*** Begin section ***

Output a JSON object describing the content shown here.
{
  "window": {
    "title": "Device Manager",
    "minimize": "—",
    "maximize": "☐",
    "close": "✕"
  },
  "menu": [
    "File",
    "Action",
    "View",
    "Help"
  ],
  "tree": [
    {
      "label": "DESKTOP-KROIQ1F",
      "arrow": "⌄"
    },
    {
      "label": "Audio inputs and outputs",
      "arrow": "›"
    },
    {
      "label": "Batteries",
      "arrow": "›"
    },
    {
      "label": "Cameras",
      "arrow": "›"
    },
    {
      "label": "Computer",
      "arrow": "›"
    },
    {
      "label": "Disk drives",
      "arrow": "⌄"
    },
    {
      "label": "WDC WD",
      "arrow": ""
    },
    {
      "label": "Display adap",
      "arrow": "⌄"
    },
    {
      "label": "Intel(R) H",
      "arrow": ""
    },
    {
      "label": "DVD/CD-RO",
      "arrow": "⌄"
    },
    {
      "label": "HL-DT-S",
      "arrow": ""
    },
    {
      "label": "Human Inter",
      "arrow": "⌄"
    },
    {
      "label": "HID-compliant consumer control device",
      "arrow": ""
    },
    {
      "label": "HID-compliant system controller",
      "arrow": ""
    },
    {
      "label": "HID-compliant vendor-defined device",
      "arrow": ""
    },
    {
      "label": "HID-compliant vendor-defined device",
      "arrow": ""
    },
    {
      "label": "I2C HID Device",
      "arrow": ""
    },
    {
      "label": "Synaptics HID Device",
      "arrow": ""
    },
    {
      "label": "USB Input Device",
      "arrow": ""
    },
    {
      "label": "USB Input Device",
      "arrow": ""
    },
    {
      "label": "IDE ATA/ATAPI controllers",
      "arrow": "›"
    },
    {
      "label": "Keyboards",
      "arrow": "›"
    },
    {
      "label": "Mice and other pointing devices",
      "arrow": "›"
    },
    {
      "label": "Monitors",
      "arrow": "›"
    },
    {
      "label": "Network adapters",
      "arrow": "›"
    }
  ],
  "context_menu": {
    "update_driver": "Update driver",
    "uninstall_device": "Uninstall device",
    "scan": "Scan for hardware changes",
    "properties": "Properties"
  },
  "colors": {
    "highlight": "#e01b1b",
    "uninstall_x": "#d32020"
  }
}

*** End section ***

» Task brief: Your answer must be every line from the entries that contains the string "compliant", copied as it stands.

» Response:
      "label": "HID-compliant consumer control device",
      "label": "HID-compliant system controller",
      "label": "HID-compliant vendor-defined device",
      "label": "HID-compliant vendor-defined device",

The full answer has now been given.